“Everything that was there is gone,” said Abe Chatila, one of three brothers who work at the family-owned businesses Complete Collision and Complete Automotive and Tire.
“It was a super old building. It wasn’t so much the building (that was lost) but what was inside.”
The building contained all the tools of the trade as well as several cars that had been purchased to be fixed up and resold. Many of items lost from inside the building were either not covered by the insurance policy or under-covered so that they cannot all be replaced.
Chatila said he got a text in the middle of the night from his brother that there was a fire at the body shop.
He lives on Anastasia Island and rushed to the site. Driving over the State Road 312 bridge, Chatila could already grasp the seriousness of the damage by looking in the direction of the shop.
“It was just a glow and smoke everywhere,” Chatila said. “There was nothing that was salvageable.”
After investigations by the fire marshal and insurance adjuster, Chatila said the cause of the fire was declared officially as undetermined. But because it started in an area where there were no flammable materials, there is suspicion that it was arson—whether accidental or intentional.
In the end, it doesn’t really matter. There were no injuries, which was the good part. But the losses were above the level that insurance will cover, Chatila said, which is the bad part. Chatila said he isn’t sure if the family will ever reopen the collision repair side of the business, but the site of the fire is also the location of the towing business, which operated as part of Complete Collision. The towing service, which was purchased from Fulkerson Towing, remains a viable business. Neither of the two trucks were damaged by the fire.
Working with brothers Mohammad and Abdul and father Riad, Chatila helps run Complete Automotive and Tire on U.S. 1 North. That property was leased shortly before the fire destroyed the body shop.
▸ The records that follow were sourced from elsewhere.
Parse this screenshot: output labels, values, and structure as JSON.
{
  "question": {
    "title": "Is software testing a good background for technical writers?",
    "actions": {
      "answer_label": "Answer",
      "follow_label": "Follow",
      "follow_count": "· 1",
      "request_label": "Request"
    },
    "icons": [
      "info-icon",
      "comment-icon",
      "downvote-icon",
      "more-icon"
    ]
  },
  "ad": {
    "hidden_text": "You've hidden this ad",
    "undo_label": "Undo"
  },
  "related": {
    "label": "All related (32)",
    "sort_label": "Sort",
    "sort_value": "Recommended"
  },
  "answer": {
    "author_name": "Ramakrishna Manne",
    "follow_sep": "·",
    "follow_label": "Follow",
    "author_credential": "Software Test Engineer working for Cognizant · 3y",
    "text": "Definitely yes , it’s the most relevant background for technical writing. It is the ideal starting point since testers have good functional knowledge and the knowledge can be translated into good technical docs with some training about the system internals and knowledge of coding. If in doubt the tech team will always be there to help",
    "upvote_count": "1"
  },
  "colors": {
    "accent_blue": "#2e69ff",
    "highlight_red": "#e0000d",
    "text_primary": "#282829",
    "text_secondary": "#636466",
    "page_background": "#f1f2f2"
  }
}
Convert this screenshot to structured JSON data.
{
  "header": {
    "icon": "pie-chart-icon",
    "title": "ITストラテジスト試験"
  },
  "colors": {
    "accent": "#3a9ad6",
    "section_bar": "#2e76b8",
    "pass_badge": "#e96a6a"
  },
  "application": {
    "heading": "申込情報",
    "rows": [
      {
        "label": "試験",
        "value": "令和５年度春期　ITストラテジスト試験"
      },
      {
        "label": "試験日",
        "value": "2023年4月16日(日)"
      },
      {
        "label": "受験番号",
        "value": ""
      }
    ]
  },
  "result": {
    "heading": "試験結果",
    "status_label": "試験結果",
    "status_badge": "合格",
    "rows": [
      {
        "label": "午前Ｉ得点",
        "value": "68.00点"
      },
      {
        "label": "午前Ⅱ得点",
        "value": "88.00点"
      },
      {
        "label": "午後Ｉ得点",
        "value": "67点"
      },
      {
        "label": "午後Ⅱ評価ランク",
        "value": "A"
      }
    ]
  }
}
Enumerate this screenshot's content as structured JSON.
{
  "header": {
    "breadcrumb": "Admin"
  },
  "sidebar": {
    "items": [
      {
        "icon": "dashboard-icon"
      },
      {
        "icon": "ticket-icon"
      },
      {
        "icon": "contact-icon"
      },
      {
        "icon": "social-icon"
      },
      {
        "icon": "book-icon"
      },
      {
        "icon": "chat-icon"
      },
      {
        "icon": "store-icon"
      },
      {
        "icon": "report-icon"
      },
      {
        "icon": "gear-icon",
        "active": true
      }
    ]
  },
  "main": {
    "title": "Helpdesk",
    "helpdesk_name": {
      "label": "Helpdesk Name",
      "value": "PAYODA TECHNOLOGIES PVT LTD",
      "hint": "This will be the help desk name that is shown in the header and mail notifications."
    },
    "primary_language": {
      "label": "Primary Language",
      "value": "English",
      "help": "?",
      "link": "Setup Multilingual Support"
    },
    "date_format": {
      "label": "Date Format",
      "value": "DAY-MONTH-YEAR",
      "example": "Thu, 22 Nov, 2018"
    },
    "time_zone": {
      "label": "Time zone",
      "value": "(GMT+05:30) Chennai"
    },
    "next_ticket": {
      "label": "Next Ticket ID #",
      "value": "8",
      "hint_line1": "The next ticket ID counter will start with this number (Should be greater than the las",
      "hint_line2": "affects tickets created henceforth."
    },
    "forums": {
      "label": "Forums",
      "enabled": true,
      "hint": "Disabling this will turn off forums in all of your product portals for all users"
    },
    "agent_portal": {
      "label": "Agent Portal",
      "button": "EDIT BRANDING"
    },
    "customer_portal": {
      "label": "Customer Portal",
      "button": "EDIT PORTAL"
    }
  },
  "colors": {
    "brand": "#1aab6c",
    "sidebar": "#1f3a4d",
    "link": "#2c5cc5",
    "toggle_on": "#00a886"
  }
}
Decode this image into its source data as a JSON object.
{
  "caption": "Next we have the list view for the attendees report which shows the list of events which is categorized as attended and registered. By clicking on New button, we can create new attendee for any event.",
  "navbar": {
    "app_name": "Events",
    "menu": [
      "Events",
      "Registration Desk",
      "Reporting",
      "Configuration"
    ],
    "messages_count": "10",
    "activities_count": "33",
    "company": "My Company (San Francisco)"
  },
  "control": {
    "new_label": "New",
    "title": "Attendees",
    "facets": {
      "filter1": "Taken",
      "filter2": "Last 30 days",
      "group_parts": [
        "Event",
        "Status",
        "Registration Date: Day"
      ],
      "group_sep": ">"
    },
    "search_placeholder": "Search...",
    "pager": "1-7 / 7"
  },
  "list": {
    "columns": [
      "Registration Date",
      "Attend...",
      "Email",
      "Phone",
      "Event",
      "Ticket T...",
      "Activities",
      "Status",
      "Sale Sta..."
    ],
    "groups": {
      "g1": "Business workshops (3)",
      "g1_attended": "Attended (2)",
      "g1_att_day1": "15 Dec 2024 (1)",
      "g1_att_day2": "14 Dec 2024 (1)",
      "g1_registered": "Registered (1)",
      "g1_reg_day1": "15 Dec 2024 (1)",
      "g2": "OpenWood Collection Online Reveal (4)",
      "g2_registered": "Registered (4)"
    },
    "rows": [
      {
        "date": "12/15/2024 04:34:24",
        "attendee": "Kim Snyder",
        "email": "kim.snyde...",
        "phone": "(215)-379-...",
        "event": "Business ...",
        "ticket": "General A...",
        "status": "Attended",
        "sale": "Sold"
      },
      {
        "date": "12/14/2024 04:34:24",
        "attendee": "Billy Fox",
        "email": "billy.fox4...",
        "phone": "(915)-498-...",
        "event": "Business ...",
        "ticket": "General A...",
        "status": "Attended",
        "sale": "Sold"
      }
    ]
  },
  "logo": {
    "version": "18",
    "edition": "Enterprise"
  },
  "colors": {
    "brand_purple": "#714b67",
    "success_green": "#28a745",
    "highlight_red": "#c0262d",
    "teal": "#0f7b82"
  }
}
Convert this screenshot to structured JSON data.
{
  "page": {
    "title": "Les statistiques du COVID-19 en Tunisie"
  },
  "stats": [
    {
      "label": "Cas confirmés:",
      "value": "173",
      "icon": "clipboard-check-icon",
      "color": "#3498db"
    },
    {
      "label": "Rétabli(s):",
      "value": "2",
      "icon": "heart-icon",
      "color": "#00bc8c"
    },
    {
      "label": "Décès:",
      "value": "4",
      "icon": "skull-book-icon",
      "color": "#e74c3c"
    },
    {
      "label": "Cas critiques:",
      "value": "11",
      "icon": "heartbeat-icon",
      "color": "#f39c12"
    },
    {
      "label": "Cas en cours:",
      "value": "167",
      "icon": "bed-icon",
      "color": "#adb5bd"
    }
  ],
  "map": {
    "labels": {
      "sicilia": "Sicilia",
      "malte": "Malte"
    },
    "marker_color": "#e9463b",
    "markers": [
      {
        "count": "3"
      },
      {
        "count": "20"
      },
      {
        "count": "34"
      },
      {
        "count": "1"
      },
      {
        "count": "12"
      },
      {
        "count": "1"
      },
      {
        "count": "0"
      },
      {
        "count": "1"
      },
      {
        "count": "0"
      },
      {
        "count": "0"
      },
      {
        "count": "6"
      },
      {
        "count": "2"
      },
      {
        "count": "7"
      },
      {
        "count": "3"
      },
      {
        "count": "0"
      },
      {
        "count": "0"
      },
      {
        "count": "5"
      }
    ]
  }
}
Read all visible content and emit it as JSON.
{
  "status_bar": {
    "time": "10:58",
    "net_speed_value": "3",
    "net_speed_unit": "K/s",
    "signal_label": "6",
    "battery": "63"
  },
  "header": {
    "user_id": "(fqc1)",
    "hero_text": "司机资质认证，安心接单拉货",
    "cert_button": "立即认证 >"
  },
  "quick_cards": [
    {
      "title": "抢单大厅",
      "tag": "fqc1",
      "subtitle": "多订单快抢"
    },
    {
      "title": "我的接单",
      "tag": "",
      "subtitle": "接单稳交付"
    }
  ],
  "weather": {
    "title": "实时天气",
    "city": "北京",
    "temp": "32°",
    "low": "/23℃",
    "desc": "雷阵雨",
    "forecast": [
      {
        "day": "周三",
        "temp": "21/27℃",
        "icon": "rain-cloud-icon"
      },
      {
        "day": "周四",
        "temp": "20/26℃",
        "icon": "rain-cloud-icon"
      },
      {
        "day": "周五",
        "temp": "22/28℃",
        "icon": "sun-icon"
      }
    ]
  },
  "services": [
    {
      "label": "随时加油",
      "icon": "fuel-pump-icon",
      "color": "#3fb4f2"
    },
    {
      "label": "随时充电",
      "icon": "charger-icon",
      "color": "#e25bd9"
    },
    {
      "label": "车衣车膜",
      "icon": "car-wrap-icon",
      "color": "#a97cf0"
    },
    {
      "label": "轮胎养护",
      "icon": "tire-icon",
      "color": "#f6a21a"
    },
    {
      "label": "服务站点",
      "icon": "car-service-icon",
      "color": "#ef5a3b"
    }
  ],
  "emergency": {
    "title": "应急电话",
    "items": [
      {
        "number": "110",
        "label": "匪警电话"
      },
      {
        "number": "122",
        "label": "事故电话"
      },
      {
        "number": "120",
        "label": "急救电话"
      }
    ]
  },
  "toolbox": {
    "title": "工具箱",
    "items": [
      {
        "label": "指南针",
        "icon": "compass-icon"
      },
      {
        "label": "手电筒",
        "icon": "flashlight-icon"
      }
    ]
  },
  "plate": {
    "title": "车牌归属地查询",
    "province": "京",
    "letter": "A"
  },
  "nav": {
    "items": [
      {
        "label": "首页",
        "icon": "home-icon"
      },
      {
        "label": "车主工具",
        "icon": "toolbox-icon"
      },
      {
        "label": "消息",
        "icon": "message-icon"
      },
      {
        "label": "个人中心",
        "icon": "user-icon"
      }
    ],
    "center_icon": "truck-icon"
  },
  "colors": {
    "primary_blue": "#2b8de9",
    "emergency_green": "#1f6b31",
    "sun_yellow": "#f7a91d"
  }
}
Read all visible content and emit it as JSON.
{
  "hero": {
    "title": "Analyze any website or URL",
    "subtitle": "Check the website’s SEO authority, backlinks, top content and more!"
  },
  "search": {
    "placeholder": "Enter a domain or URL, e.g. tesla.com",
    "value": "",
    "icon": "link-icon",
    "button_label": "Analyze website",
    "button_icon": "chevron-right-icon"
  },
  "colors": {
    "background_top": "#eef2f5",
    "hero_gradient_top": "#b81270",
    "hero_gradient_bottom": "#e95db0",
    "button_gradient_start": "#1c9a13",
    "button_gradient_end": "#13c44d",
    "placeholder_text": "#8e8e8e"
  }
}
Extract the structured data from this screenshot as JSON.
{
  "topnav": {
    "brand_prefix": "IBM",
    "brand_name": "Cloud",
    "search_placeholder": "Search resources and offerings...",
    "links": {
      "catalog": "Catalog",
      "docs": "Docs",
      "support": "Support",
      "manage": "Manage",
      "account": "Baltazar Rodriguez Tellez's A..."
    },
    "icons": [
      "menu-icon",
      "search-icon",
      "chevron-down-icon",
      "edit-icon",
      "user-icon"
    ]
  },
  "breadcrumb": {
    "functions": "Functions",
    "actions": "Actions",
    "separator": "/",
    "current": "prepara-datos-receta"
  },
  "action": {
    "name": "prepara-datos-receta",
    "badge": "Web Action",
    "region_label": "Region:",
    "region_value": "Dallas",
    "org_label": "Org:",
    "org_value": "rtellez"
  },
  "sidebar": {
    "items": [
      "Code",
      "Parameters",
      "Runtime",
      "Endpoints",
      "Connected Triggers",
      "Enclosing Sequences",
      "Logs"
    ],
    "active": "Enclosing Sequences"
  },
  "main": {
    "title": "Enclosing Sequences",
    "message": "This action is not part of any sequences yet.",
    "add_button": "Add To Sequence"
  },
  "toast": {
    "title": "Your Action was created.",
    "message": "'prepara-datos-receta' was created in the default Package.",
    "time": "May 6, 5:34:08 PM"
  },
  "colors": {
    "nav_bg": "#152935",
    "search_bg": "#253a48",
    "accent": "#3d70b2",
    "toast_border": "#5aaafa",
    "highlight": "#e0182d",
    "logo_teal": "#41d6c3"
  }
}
In fact, it hadn’t even opened its doors when the fire occurred.
“The idea was to have both businesses running (together),” Chatila said. “The body shop is totally gone for now.”
What hasn’t ended is the ambition of the family. While working to establish a customer base at the tire/repair shop, Chatila and his family are ready to start a new venture.
The family was granted approval for used car sales by the city Planning and Zoning Board at the northern section of the property where the repair shop sits.
Moving from one aspect of the automotive industry to the next is what they’ve always done. Chatila said he remembers working with his dad as a child when Riad owned Anastasia Mobile and Anastasia Towing.
“We’ve always been in the automotive business one way or another,” he said.
Despite the financial and emotional losses from the fire, the Chatilas are committed to remaining part of the local business scene.
“It hasn’t discouraged us,” Chatila said. “We’re moving forward.”